[EXERCISE AIM]
Take each line of the data that contains the string "theme" and copy it.

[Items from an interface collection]
↓↓↓

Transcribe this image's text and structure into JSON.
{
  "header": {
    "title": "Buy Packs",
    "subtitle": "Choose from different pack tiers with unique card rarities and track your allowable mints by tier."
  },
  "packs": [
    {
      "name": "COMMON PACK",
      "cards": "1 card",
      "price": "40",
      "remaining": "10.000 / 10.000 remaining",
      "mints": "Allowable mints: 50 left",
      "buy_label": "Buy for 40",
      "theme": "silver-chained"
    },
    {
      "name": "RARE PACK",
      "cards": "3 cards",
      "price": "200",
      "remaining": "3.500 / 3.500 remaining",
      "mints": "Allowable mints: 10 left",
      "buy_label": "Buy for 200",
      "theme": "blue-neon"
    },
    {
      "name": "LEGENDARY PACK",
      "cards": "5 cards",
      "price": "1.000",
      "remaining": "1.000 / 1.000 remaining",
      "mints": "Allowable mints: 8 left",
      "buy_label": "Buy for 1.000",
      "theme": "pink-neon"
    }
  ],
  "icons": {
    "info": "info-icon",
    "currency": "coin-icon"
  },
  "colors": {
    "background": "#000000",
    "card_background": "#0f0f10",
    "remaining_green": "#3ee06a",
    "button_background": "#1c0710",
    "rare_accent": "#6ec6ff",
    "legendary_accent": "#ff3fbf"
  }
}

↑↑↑

[EXERCISE OUTPUT]
      "theme": "silver-chained"
      "theme": "blue-neon"
      "theme": "pink-neon"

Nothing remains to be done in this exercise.